■ What to do
What lines below hold the string "content"? Copy them all.

■ Record extracts
%%

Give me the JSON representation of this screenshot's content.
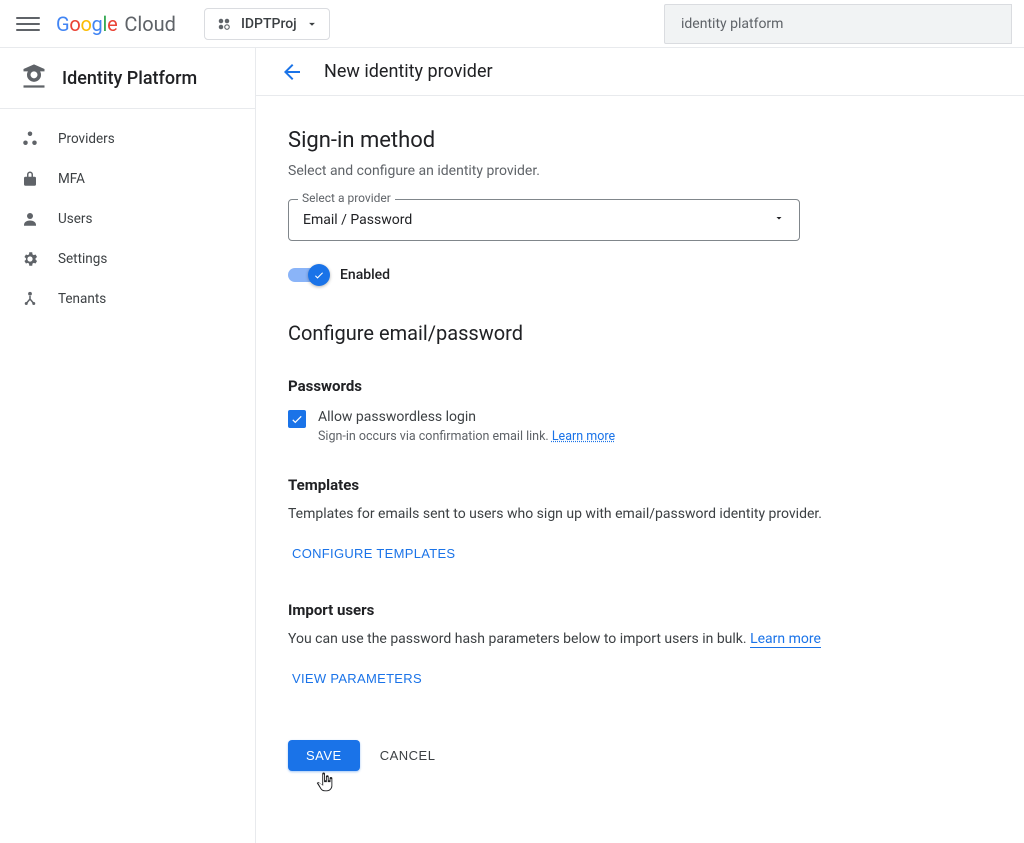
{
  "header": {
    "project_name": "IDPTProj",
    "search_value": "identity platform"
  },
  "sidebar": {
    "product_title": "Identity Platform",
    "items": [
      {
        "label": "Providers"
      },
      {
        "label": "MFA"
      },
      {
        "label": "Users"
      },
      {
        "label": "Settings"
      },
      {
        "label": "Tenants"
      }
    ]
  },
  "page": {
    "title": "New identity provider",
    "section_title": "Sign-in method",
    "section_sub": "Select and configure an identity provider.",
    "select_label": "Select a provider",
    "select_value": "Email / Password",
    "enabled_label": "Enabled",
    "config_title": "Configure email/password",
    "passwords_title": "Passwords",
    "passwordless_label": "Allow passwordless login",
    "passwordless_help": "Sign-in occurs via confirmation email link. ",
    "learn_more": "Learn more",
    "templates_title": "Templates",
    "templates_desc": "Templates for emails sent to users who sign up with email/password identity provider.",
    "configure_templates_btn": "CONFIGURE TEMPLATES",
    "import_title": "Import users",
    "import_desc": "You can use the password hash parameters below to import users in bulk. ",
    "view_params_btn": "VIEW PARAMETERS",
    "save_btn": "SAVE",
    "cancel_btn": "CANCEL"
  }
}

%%
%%

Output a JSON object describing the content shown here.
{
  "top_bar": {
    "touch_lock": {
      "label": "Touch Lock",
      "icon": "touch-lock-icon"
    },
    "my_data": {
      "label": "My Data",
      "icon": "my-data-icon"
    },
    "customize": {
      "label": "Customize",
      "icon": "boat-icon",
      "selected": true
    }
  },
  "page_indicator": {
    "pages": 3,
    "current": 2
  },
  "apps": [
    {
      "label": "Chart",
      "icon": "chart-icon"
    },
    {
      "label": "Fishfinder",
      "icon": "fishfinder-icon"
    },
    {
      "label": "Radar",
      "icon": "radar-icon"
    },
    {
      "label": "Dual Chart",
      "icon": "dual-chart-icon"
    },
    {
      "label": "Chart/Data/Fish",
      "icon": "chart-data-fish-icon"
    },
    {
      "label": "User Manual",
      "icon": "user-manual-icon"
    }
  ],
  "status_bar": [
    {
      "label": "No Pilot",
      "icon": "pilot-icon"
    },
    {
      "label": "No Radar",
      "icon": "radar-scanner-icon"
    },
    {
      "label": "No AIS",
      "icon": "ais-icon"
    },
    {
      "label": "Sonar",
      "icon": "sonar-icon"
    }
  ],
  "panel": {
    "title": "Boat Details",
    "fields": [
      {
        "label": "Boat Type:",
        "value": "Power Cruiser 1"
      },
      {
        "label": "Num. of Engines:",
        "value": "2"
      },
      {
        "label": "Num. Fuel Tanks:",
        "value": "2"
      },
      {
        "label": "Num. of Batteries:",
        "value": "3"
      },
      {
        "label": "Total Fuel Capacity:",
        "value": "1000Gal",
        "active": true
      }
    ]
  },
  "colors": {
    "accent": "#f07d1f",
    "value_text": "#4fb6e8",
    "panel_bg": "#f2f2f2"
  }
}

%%

■ Task solution
Give me the JSON representation of this screenshot's content.
Output a JSON object describing the content shown here.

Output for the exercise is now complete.